From Bloomberg: U.S. foreclosure filings climbed 28 percent in November from a year earlier and a brewing “storm” of new defaults and job losses may force 1 million homeowners from their properties next year, RealtyTrac Inc. said.
For the past few years, the Inland Empire in Riverside County has been one of the fastest growing counties in the state – home to a major housing boom. But now the Inland Empire is pretty much the poster child for the foreclosure crisis. In the newer developments, house after house sits vacant – either up for auction, for sale by a bank or going for what’s called a “short sale” which is when the owner owes more than the house is worth.
SoCal Connected tracked down some surreal sights associated with the crisis – a company that specializes in removing whatever people leave behind in their foreclosed homes. The process is called a “trashout” – a term the company came up with because it perfectly describes what happens. Everything that’s left is dumped in a trailer and taken to the landfill.
Then there’s the guy who started a business to spray-paint dead lawns. That’s right. He paints brown lawns green. We also tag along with a couple of code enforcement officers who are spending more and more of their time having to drain slimy, abandoned pools.
Finally, we meet a typical couple who bought their first home, thinking it was a great investment and tax write-off.

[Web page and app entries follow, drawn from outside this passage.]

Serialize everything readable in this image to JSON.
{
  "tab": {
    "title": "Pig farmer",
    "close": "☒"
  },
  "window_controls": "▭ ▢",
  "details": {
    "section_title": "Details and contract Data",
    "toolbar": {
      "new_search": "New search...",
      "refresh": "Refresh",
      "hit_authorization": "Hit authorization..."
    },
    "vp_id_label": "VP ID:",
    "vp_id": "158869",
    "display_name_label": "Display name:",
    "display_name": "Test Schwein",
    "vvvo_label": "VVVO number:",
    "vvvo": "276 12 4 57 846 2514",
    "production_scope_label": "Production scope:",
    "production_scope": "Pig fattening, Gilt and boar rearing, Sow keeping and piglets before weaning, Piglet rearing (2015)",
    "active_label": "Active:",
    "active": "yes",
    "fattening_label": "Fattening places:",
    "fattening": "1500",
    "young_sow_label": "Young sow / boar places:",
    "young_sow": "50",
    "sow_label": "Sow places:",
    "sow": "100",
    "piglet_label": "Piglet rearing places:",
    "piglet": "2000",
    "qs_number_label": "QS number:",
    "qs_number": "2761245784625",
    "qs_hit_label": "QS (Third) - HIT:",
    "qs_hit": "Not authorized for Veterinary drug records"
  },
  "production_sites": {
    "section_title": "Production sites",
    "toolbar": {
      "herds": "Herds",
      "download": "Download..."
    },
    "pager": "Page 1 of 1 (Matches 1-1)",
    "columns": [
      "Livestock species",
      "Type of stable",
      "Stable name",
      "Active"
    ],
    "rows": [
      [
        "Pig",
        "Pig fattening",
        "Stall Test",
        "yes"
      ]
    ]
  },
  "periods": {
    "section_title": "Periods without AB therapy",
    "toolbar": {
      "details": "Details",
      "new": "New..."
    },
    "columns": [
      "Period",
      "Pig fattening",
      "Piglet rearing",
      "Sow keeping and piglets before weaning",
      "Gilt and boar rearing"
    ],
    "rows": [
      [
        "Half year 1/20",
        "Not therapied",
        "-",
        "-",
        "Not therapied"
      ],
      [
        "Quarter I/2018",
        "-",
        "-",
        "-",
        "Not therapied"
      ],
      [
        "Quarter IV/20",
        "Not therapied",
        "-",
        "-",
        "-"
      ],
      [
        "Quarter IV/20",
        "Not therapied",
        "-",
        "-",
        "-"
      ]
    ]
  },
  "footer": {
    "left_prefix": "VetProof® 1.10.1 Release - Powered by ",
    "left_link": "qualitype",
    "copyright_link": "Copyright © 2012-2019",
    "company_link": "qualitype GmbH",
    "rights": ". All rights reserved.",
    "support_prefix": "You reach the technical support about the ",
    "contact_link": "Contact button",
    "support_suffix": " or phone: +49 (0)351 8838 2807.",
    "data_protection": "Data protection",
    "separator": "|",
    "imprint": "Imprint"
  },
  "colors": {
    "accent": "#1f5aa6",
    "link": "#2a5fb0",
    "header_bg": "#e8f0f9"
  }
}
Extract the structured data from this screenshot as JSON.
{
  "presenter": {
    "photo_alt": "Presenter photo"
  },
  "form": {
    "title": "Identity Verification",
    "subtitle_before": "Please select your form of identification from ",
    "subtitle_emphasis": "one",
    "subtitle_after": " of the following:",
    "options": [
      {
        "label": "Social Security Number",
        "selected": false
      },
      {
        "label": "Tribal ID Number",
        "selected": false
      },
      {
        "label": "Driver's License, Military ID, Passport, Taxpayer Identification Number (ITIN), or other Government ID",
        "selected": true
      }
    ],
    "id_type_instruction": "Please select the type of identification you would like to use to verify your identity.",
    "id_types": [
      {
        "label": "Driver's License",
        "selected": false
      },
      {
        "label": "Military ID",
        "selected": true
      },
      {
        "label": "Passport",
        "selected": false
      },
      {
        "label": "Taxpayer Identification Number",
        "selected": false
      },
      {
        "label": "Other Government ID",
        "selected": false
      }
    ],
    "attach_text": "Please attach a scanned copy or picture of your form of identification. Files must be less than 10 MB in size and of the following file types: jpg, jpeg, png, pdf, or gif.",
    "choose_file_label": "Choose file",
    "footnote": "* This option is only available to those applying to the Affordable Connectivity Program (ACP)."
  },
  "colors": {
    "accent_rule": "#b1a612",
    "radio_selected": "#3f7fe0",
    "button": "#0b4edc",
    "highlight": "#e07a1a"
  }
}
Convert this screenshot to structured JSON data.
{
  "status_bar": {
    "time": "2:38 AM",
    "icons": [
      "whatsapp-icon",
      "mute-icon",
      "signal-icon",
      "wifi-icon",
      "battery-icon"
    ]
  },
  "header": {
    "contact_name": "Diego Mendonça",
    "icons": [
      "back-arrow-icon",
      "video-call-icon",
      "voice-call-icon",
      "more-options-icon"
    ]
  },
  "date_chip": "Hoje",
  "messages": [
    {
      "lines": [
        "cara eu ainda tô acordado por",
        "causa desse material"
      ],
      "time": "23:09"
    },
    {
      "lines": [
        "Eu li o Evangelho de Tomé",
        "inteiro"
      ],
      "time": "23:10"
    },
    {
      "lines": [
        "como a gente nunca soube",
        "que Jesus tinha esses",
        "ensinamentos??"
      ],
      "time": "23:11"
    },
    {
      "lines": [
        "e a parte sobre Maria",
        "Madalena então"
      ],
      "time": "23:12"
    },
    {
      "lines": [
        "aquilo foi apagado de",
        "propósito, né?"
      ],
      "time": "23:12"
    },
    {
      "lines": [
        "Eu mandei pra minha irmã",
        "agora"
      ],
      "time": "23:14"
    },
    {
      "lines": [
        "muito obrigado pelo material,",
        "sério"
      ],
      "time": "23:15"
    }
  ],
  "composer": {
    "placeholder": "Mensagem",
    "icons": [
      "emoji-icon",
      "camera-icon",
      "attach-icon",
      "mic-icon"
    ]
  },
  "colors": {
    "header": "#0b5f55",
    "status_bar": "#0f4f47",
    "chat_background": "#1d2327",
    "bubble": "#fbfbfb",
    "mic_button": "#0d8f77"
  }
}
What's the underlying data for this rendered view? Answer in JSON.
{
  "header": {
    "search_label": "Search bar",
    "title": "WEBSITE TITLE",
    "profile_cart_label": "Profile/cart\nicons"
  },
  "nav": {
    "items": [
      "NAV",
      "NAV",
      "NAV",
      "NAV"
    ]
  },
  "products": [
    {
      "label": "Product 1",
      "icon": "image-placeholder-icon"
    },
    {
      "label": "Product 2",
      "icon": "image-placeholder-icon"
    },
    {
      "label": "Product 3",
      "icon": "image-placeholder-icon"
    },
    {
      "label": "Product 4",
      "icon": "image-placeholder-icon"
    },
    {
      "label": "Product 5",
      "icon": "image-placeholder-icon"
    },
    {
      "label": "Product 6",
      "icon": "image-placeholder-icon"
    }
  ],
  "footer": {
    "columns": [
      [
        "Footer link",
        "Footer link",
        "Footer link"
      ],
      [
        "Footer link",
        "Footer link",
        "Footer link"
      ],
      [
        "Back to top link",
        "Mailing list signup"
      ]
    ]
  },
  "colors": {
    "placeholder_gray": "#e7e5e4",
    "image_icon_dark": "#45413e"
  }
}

Now the place is worth only half of what they paid for it and their neighborhood has almost as many vacant homes as occupied ones.
One of the code enforcement guys sums up the problem in a single sentence – “You know you’re in trouble when the lawns are brown and the pools are green!”
Foreclosure SWAT Team